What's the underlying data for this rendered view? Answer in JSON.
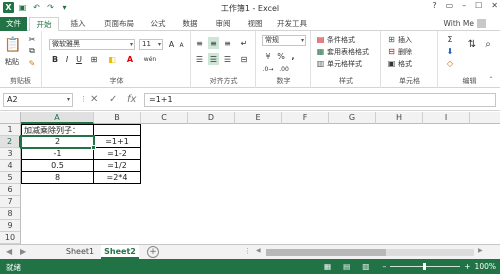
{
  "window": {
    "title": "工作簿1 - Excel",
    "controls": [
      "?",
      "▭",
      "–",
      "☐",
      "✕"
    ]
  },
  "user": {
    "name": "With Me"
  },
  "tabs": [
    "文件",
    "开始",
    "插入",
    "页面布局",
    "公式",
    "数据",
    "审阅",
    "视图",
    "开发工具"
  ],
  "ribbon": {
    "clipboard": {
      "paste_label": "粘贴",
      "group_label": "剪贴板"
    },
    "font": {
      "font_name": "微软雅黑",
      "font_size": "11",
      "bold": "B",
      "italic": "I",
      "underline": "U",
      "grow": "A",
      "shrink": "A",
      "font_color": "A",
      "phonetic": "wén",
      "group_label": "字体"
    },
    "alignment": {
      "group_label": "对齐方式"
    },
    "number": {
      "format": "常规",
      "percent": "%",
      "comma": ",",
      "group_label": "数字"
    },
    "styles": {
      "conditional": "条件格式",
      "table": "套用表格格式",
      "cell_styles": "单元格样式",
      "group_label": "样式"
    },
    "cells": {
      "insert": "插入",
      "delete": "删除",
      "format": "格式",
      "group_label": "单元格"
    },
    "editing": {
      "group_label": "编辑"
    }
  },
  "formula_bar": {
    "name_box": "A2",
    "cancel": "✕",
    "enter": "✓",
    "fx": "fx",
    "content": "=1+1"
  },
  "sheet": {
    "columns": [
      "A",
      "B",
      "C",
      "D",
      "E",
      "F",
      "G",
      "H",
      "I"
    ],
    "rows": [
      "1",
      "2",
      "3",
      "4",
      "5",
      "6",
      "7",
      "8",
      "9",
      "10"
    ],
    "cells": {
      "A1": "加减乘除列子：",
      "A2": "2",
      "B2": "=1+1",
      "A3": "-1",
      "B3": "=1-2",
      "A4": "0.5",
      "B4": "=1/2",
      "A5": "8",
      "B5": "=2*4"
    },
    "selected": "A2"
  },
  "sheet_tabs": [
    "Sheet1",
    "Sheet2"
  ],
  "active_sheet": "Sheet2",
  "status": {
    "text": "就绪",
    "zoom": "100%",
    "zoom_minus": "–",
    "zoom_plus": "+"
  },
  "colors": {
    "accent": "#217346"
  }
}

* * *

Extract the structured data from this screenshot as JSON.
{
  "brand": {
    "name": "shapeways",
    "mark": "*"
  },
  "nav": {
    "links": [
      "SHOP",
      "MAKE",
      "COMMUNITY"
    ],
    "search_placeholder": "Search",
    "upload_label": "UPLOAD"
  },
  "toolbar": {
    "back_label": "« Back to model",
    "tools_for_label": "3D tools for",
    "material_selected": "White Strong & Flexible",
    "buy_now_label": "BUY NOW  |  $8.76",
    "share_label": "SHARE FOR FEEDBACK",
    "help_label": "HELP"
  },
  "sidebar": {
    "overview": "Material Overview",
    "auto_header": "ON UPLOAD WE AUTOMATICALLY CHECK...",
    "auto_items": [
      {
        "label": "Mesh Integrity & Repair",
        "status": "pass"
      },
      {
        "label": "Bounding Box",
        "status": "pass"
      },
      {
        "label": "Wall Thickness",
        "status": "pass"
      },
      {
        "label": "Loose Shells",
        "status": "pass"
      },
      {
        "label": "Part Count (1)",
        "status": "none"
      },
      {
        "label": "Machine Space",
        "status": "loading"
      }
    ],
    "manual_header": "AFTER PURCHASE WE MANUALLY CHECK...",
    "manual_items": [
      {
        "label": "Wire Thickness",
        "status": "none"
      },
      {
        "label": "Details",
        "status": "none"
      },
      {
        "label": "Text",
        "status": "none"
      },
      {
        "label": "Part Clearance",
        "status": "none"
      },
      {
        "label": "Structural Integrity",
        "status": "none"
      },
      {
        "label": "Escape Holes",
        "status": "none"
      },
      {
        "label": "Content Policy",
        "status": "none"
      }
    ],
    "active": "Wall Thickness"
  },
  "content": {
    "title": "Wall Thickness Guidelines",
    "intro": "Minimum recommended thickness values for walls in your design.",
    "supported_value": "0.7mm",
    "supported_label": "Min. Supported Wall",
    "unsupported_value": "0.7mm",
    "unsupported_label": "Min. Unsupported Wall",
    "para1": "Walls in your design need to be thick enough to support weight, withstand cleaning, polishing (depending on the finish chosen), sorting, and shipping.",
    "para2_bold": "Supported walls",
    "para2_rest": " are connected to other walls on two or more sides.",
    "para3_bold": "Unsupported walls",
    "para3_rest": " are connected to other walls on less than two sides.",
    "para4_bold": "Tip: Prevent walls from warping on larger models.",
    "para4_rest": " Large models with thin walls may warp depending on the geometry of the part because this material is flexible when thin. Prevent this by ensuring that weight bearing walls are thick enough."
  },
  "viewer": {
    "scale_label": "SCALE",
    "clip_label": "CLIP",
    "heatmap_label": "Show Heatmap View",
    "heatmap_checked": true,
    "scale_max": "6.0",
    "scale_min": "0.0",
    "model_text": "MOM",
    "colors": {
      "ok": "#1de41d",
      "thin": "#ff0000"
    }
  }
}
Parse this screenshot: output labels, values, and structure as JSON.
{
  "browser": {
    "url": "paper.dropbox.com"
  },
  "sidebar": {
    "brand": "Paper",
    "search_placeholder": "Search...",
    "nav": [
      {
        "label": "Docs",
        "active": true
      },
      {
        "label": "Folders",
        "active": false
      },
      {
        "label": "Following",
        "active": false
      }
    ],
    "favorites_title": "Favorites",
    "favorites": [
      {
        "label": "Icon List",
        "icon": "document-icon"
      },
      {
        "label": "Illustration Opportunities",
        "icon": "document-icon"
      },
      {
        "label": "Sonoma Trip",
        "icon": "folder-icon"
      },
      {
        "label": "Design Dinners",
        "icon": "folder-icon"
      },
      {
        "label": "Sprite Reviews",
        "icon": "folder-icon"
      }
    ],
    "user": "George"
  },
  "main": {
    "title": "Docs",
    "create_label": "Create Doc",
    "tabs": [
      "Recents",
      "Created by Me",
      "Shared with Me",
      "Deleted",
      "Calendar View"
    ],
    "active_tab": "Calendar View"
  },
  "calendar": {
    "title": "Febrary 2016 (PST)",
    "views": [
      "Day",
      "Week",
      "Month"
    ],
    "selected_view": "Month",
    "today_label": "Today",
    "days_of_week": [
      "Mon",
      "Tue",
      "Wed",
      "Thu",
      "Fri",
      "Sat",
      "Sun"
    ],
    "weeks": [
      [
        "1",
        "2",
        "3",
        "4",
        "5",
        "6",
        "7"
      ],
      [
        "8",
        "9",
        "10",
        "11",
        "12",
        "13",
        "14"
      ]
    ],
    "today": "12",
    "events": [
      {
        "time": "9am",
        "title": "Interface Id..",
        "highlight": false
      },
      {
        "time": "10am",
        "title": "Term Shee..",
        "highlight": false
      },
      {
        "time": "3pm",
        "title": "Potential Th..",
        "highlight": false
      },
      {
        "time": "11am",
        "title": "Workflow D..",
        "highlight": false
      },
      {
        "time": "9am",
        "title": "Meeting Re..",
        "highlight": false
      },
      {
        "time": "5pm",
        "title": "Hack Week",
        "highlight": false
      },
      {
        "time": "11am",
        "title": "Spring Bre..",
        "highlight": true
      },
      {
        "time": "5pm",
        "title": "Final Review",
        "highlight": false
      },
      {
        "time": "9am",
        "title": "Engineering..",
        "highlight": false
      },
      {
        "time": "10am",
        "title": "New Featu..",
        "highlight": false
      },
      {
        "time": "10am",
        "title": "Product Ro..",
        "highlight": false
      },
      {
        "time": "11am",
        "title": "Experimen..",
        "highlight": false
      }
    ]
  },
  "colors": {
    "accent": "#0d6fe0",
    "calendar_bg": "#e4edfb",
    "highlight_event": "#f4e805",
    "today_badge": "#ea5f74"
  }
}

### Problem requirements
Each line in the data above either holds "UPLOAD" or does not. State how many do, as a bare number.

### Answer area
2